“Ars Poetica”John Murillo (Kweli Journal, June 2011): One of my favorite contemporary poets!

“The House” – Warsan Shire (The Wide Shore): If she ever does a reading in New York, man, I am so there.

“Dear White America” – Danez Smith (Heart Journal Online, March 2014): Very much looking forward to his book.

“It Do What It Do” – Krista Franklin

Good grief, I could go on and on, but I’ma stop right here.

Fill in the blanks in these lines by Whitman:

I celebrate EBT,
And what I fry and bake and braise with my own hands
     you should feast upon,
For every meal that strengthens me as good will strengthen you.

If you have time, write a nine-line poem using these end-words (in whatever order) from Jay Z’s “Brooklyn Go Hard”: father, Dodger, jack, rob, sin, pen, love, Brooklyn, Biggie.

(FYI: I ain’t been a Jay Z fan since “Brooklyn’s Finest,” and I want the world to know. Also, I wrote the poem, but, to paraphrase Dave Chapelle, if it sucks, just remember: you asked for it.)

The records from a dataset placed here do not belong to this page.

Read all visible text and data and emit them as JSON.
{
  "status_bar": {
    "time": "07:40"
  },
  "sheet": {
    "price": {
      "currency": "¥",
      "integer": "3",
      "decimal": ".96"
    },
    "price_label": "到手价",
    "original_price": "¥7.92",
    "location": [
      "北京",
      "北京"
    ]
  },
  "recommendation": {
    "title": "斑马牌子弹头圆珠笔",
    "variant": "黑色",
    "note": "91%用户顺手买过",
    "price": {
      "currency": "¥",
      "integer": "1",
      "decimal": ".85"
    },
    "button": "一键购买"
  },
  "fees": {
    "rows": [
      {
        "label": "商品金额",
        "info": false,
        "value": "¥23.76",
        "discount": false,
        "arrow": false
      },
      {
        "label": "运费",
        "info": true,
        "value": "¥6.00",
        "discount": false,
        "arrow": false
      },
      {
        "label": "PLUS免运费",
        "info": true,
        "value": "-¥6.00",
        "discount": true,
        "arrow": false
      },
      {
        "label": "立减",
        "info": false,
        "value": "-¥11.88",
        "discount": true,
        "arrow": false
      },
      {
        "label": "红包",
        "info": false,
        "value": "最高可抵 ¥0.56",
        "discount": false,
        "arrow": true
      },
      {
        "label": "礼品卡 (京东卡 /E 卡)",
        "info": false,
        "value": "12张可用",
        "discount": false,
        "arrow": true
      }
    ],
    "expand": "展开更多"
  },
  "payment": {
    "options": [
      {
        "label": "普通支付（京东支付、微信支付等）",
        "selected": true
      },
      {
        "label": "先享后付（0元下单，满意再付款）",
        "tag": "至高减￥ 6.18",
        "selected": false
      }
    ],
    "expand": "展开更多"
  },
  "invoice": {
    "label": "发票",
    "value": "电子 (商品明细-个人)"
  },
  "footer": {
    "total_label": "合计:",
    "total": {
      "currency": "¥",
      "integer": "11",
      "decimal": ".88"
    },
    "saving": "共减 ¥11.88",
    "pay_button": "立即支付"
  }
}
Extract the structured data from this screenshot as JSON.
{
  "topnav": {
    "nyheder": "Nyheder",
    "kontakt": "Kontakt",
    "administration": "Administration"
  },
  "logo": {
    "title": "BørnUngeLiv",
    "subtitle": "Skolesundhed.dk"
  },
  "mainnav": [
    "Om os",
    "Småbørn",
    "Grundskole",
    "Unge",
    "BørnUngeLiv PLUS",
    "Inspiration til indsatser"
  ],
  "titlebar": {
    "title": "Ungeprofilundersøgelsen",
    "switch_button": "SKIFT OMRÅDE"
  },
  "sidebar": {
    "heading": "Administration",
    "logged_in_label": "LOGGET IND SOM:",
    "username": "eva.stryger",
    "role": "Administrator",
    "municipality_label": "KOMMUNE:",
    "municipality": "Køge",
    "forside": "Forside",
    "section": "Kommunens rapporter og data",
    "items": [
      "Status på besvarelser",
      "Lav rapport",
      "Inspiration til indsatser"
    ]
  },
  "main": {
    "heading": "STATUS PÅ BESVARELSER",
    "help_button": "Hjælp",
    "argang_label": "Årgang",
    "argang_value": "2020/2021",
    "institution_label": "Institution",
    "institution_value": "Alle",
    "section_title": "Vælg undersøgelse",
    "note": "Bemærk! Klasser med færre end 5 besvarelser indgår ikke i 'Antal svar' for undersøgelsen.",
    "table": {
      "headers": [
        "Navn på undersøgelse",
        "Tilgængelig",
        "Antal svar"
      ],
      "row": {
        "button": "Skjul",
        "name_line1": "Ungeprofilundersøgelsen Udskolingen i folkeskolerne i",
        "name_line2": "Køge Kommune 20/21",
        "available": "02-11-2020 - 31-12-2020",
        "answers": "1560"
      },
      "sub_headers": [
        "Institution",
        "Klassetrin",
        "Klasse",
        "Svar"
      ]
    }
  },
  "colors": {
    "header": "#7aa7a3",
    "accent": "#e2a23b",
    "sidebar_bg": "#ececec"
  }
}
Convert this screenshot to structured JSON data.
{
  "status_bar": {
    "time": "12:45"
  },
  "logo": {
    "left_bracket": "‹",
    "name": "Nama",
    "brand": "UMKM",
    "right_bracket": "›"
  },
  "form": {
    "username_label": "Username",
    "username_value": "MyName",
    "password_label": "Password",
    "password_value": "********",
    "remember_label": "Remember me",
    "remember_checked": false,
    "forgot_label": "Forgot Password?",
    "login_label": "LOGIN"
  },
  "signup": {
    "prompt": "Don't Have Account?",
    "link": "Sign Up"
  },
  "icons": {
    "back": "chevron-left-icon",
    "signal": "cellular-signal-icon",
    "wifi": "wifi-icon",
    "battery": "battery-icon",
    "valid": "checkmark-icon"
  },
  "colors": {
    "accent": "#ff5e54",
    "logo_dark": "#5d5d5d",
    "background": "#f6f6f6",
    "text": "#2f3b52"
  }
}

homeless senorita sings sin, sin
without, without what—pen-
is? clitoris? yes, yes i could jack
you for yours but what i lack makes me love-
ly, neither he/she, mother/father
leashless i jump the fence, brooklyn
rub my stomach, fetch body, good body, call it runt, rob
ruby, a rappin badass like pac       like biggie

Why Brooklyn?

Chile, please. Don’t get me started.